Iranians voted Friday in presidential elections following a wild and Western-style campaign that featured street rallies and ultra-polished ads highlighting both Iran's fast-moving social changes and how much the crucial election remains up for grabs.
The stakes are high in the balloting because of Tehran's negotiations with the West over its nuclear program and its role as a patron of the Shiite Muslim (search) majority in neighboring Iraq.
"This is more than just who will be president," said Saeed Hajjarian (search), a top adviser to outgoing President Mohammad Khatami, who was prevented from running for a third term by the Iranian constitution. "This is how Iran will proceed in a very delicate time for this region."
None of the seven candidates was expected to gain 50 percent of the vote Friday, which would force a presidential run-off between the two top vote-getters for the first time in Iran's history.
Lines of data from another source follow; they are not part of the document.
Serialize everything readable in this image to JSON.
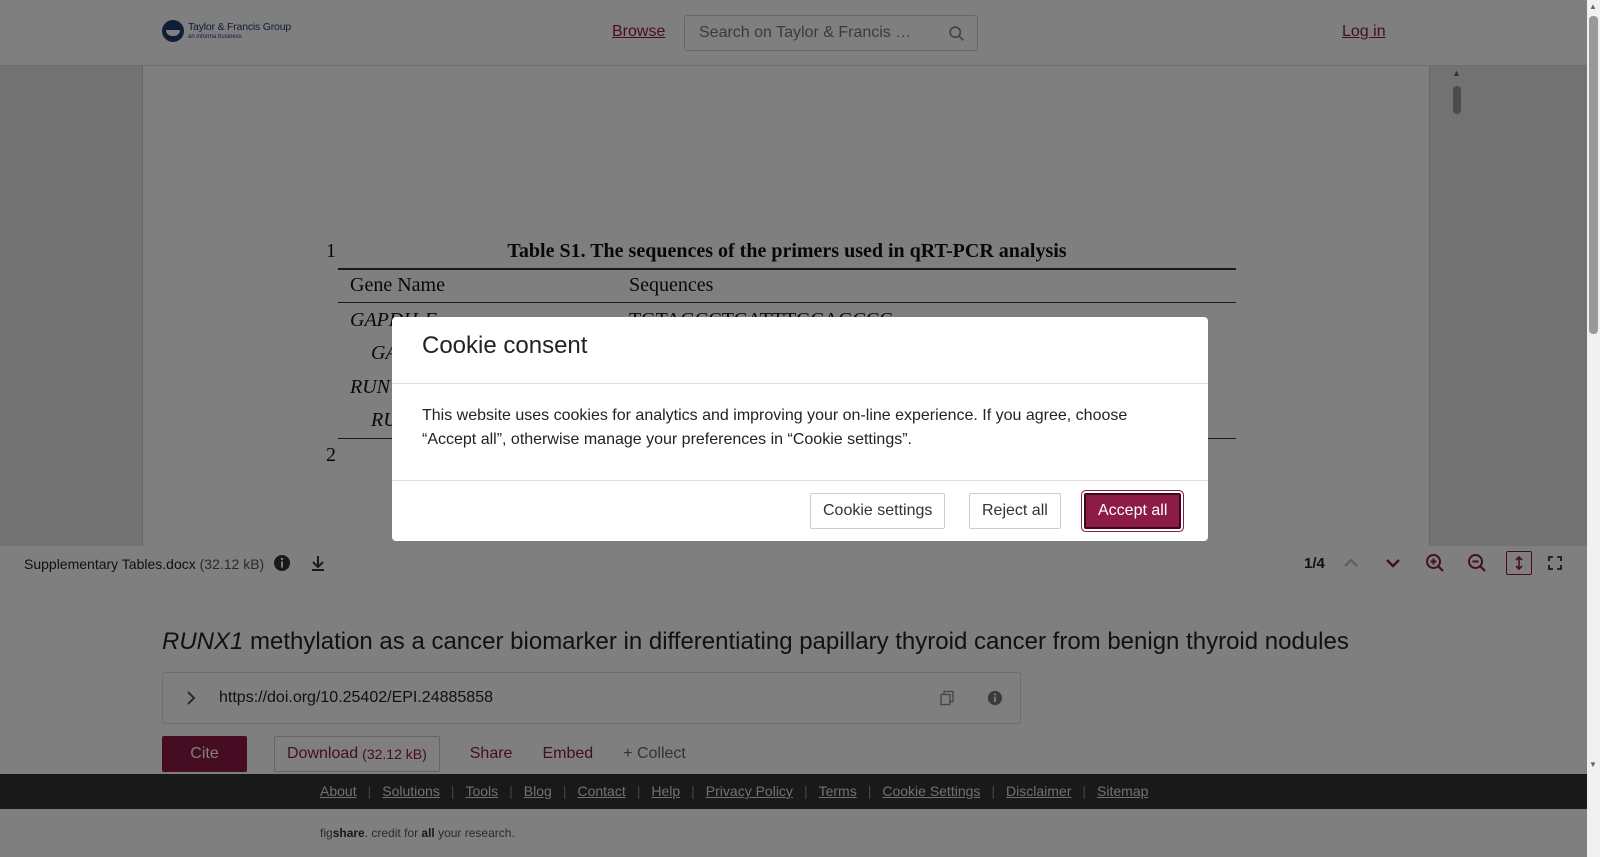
{
  "header": {
    "logo_line1": "Taylor & Francis Group",
    "logo_line2": "an informa business",
    "browse": "Browse",
    "search_placeholder": "Search on Taylor & Francis …",
    "login": "Log in"
  },
  "viewer": {
    "doc_title": "Table S1. The sequences of the primers used in qRT-PCR analysis",
    "line_numbers": [
      "1",
      "2"
    ],
    "table_headers": [
      "Gene Name",
      "Sequences"
    ],
    "gene_rows": [
      "GAPDH-F",
      "GA",
      "RUN",
      "RU"
    ],
    "sequence_first": "TGTAGCCTCATTTGCAGCCC",
    "file_name": "Supplementary Tables.docx",
    "file_size": "(32.12 kB)",
    "page_indicator": "1/4"
  },
  "article": {
    "title_italic": "RUNX1",
    "title_rest": " methylation as a cancer biomarker in differentiating papillary thyroid cancer from benign thyroid nodules",
    "doi": "https://doi.org/10.25402/EPI.24885858",
    "cite": "Cite",
    "download": "Download",
    "download_size": "(32.12 kB)",
    "share": "Share",
    "embed": "Embed",
    "collect": "+ Collect"
  },
  "footer": {
    "links": [
      "About",
      "Solutions",
      "Tools",
      "Blog",
      "Contact",
      "Help",
      "Privacy Policy",
      "Terms",
      "Cookie Settings",
      "Disclaimer",
      "Sitemap"
    ],
    "tag_pre": "fig",
    "tag_bold": "share",
    "tag_mid": ". credit for ",
    "tag_all": "all",
    "tag_post": " your research."
  },
  "cookie": {
    "title": "Cookie consent",
    "body": "This website uses cookies for analytics and improving your on-line experience. If you agree, choose “Accept all”, otherwise manage your preferences in “Cookie settings”.",
    "settings": "Cookie settings",
    "reject": "Reject all",
    "accept": "Accept all"
  },
  "colors": {
    "accent": "#8c1b45",
    "brand_navy": "#1f3a6e",
    "footer_bg": "#333333"
  }
}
The narrow passageways of Tehran's covered bazaar demonstrated the wide-open quality to the race. Posters for every candidate hang from the brick domes or market stalls — breaking a long tradition of bazaar merchants rallying behind one candidate.
"Iran is changing. We have our choices and we're thinking independently," said Abbas Partovi (search), whose shop sells colorful scarves that many young women now wear instead of the dark veils that became mandatory after the Islamic revolution of 1979.
The changes were obvious during the final hours of the official campaign period. Political rallies turned into street parties with dancing to Iranian rock and American rap — acts that could have meant arrest just a few years ago.
The Bush administration called the election illegitimate.
President Bush (search), in a statement released by the White House, said the election was designed to keep power in the hands of a few.
"The Iranian people deserve a genuinely democratic system in which elections are honest — and in which their leaders answer to them instead of the other way around," he said.
Iranian Police, meanwhile, watched the street rallies but did not intervene — even as the celebrations passed the midnight Wednesday deadline for campaigning.
Candidates also broke the mold. They gave out free Internet access cards and posted campaign ads on Web blogs.
The polls offer three directions: to try to rejuvenate Khatami's crippled reforms, to reassert the influence of conservatives or to restore a powerful insider — Ayatollah Hashemi Rafsanjani (search) — to the presidency.
Even a campaign manager for 70-year-old Rafsanjani — the apparent front-runner — expected a run-off a week later. Mohammad Atrianfar told The Associated Press forecasts show Rafsanjani receiving about 45 percent of Friday's vote.
Iran has no official polling system, but national media portray Rafsanjani as the candidate to beat. Having served as president in 1989-97, he is one of Iran's best known statesmen and the patriarch of a family business empire.
The next tier was widely seen as race between Mostafa Moin (search), a Khatami protege, and Mohammad Bagher Qalibaf, a police official who appeals to conservatives. But they shared one trait: seeking to become the first non-cleric president since 1981.
Moin, 54, a former minister of culture and higher education, has pledged to give new life to Khatami's drive to weaken the control of the ruling clerics.
But Moin, the leading reformist candidate, could be hurt by an election boycott led by students who are disillusioned about the prospect of change in a system run by clerics. Riot police dispersed about 500 pro-boycott demonstrators in Tehran on Thursday, arresting at least five protesters.
Qalibaf, a 44-year-old former national police chief, was credited with helping shed the force's hard-line image.
Some other candidates — particularly Mahmoud Ahmadinejad, the mayor of Tehran — have credible bases of support.
A barrage of final-hour television ads included some as slickly produced as any U.S. political pitch. It was light-years from the days when the standard political clip was a candidate reading the Quran, Islam's holy book.
Rafsanjani's parting shot on TV was a 30-minute profile that tried to convey a populist touch: the candidate discussing his shoe size, endorsing unrestricted media and consulting with his wife. He also played the role of steady helmsman. Iran, he said, can sleep well with him in charge.
In Washington, Secretary of State Condoleezza Rice said Iran was choking off political freedom.
Thousands of would-be candidates, and all women, were arbitrarily barred from running, Rice said at a news conference.
"I can't see how one considers that, quote, a legitimate election," Rice said.
Rafsanjani says he is best for Iran's nuclear talks and dialogue with the United States. Washington claims Iran is secretly pursuing an arms program. Iran says its nuclear projects are only for generating electricity.
Moin's supporters insist that something more important is at stake: the freedom introduced since Khatami took office in 1997. Then, conservatives had free rein to crackdown on everything from TV satellite dishes to the Islamic dress for women. Now, many Iranians are hard-wired to the outside world and the women's coverings continue to shrink.
"We hear the marching of the hard-liners getting stronger. Vote Moin," read a mobile phone text message sent by his supporters.
Security was expected to be high Friday following a series of recent bombings, including those that killed eight people Sunday in the southwestern city of Ahvaz. Two others died in explosions in Tehran the same day.